Danny Lyon's 25 black-and-white photographs are positioned near the exhibition's exit, adjacent, fittingly, to the Nan Goldin space. (The Goldin site also presents a 42-minute slide show of images, published and unpublished, from Goldin's famous 1986 book The Ballad of Sexual Dependency; the 400 slides are soundtracked to songs by the Velvet Underground, Bronski Beat and Charles Aznavour, among many, many others.) Fittingly because Lyon's pictures are, with Goldin's, the most diaristic in the exhibition, capturing scenes of his time in the early sixties when this university philosophy graduate and son of an ophthamologist (Alfred Stieglitz was one of his patients) was a member of the Chicago Outlaws Motorcycle Club.

Garry Winogrand‘s 1969 Richard Nixon.

Garry Winogrand‘s 1969 Richard Nixon.

The Estate of Garry Winogrand, courtesy Fraenkel Gallery, San Francisco

Near the Lyon and Goldin showcases is what could be called a homage to the old family snapshot – you know, those 3-by-4 centimetre prints, often in watery colour, shot with a Brownie camera, the rolls dropped off at the neighbourhood drug store. Except here the roughly 200 photos displayed in vitrines aren't of Mom and Dad hosting a party in the rumpus room or of Junior enroute to Cub camp, they're of male cross-dressers who, in the 1950s and early sixties, would travel to Casa Susanna, a rather rundown resort in upstate New York where they could don dresses and wigs with impunity. The AGO first presented a selection of these photos in 2014, lensed by fellow, mostly unidentified cross-dressers (insiders shooting outsiders, in other words), to mark Toronto's hosting of WorldPride. This led the gallery last year to purchase 340 Casa pictures held in a single collection. The relaxed artlessness of the Casa Susanna pictures makes them, in their fashion, the coziest, "straightest," most familial part of Outsiders.

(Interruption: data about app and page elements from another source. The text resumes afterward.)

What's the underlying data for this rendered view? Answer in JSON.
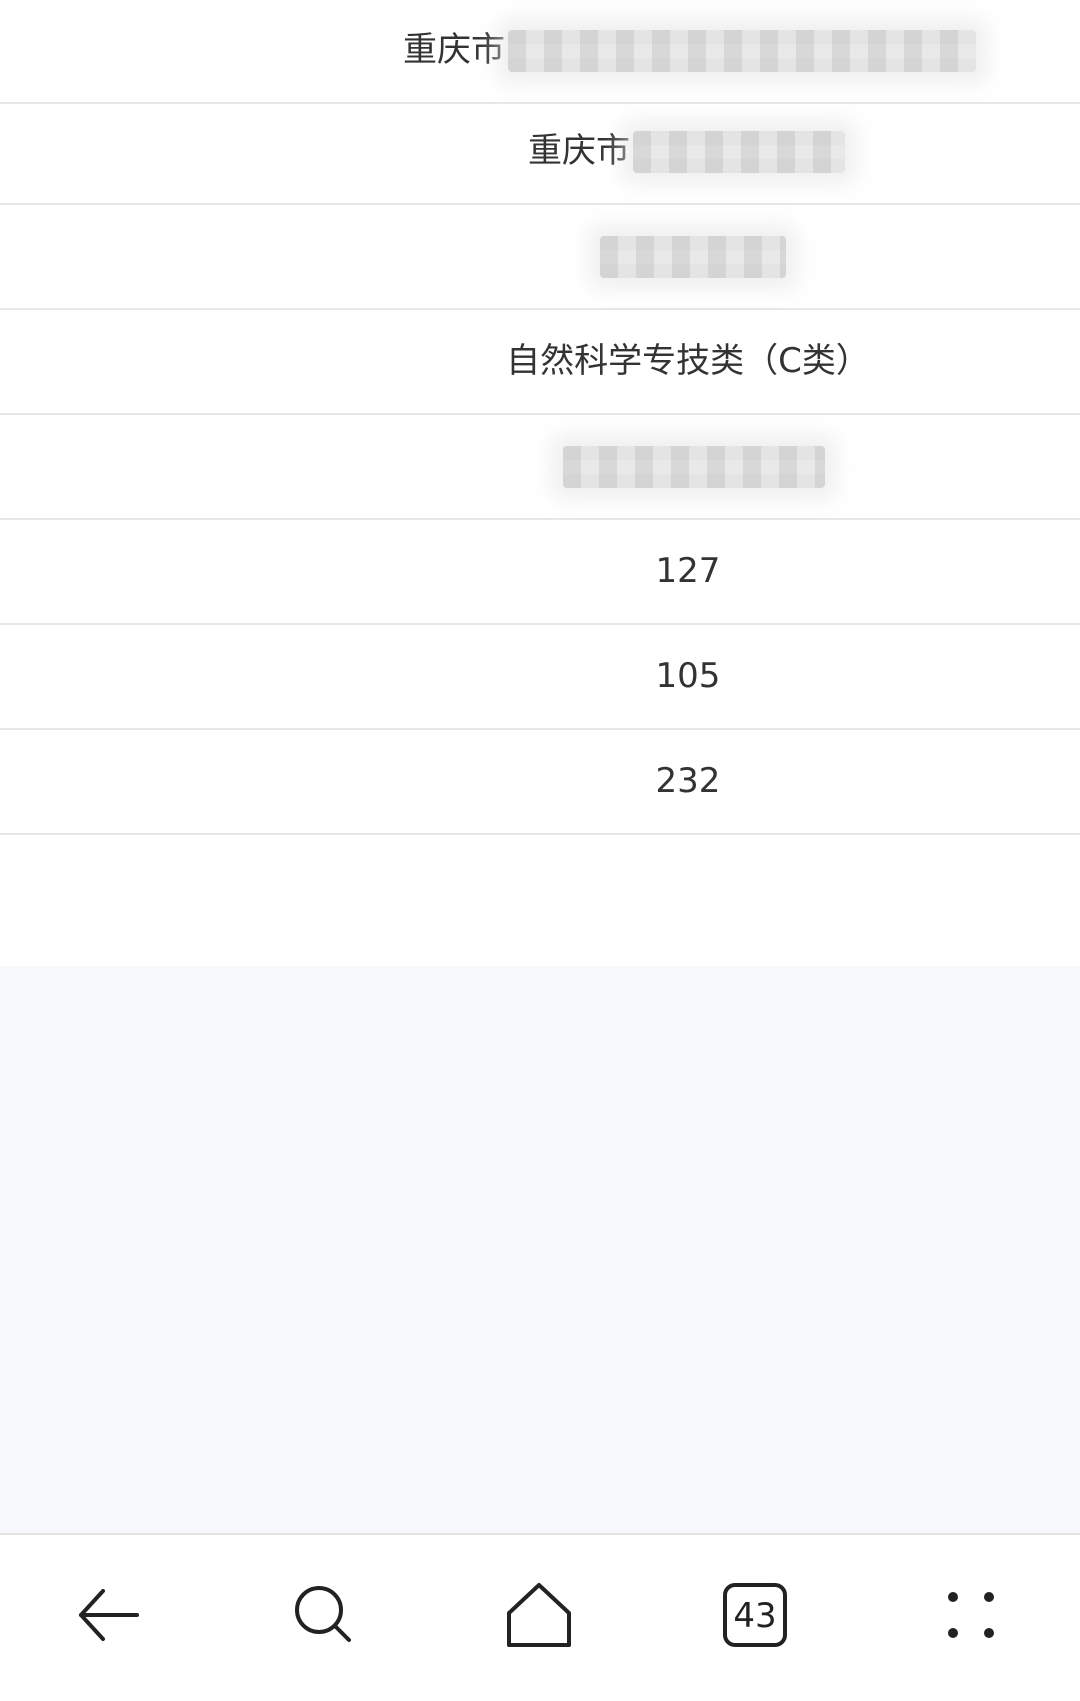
{
  "table": {
    "rows": [
      {
        "text": "重庆市",
        "redacted": true
      },
      {
        "text": "重庆市",
        "redacted": true
      },
      {
        "text": "",
        "redacted": true
      },
      {
        "text": "自然科学专技类（C类）",
        "redacted": false
      },
      {
        "text": "",
        "redacted": true
      },
      {
        "text": "127",
        "redacted": false
      },
      {
        "text": "105",
        "redacted": false
      },
      {
        "text": "232",
        "redacted": false
      }
    ]
  },
  "navbar": {
    "back_icon": "arrow-left-icon",
    "search_icon": "search-icon",
    "home_icon": "home-icon",
    "tabs_icon": "tabs-icon",
    "tabs_count": "43",
    "menu_icon": "four-dots-menu-icon"
  },
  "colors": {
    "text": "#333333",
    "divider": "#e7e7e7",
    "empty_area": "#f8f9fc",
    "icon": "#222222"
  }
}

There's much else to see and ponder in Outsiders, including looped screenings of Kenneth Anger's 1963 biker/homoerotic fantasia Scorpio Rising and Pull My Daisy (1959), a 28-minute shaggy-dog story starring such Beat Generation luminaries as Allen Ginsberg, Larry Rivers and Gregory Corso, rigorously co-directed by the legendary Robert Frank (of The Americans fame), with Jack Kerouac providing an appropriately Joycean narrative spew. Indeed, there were times when I felt there was too much of a muchness. But always I'd find something to keep me going – the punctum in Arbus's portrait of sixties topless dancer Carol Doda gently but matter-of-factly raising the silicone swell of her bared breast with her left index finger; the swoony elegance of A couple kissing on stage, 1963, again by Arbus. Furthermore, I was "helped" by the sheer intelligence and beauty of the exhibition's layout. One sterling example: The walls of the Zacks Pavilion have been painted a matte white (the only exception being, I think, the matte grey used in the Arbus section). As a result, the gelatin silver prints have a zing, a sheen, that's almost shimmery. You're pulled toward the light.

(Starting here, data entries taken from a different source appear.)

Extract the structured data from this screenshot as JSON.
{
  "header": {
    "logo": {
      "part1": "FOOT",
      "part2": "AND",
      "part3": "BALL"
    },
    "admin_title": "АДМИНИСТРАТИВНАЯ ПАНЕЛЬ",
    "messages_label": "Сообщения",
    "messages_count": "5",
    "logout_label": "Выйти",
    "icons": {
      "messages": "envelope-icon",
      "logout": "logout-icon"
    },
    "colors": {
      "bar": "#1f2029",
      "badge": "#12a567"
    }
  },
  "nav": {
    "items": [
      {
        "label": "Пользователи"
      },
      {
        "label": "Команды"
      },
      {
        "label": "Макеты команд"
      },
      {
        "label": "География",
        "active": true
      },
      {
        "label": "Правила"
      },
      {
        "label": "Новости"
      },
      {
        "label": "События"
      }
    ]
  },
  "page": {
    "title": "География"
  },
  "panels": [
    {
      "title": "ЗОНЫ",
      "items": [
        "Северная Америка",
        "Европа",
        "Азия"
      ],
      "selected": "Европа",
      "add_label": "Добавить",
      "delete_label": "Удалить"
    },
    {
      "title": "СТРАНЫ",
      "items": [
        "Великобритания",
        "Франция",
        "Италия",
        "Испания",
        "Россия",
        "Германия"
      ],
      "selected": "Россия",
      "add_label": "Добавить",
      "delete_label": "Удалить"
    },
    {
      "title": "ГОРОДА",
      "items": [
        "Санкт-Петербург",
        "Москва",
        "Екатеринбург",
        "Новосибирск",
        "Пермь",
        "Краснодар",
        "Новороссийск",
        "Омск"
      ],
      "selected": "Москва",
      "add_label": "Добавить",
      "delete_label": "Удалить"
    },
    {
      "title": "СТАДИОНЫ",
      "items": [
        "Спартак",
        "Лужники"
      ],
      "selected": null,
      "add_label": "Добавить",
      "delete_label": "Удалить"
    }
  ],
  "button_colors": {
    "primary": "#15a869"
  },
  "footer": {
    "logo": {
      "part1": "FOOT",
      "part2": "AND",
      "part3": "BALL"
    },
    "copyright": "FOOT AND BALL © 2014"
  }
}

No doubt some visitors will come to the exhibition wondering why their "favourite" outsiders have not been included. Where are Stephen Shore's pictures of Andy Warhol and his Factory denizens? Gene Anthony's 1965-67 portfolio of the hippies of San Francisco? Larry Clark's dope-shooting, gun-toting reprobates? Stephen Shames's Black Panthers? Me, I left with eyes and mind full and satisfied, the exhibition's parts satisfyingly representative of the entire outside(r) world(s). The biggest photo show since the AGO reopened in 2008, it's one of the year's must-sees.

Outsiders: American Photography and Film, 1950s-1980s is at the Art Gallery of Ontario, Toronto, through May 29. There are related lectures at the gallery's Baillie Court and a series of films at Jackman Hall during the run. Details at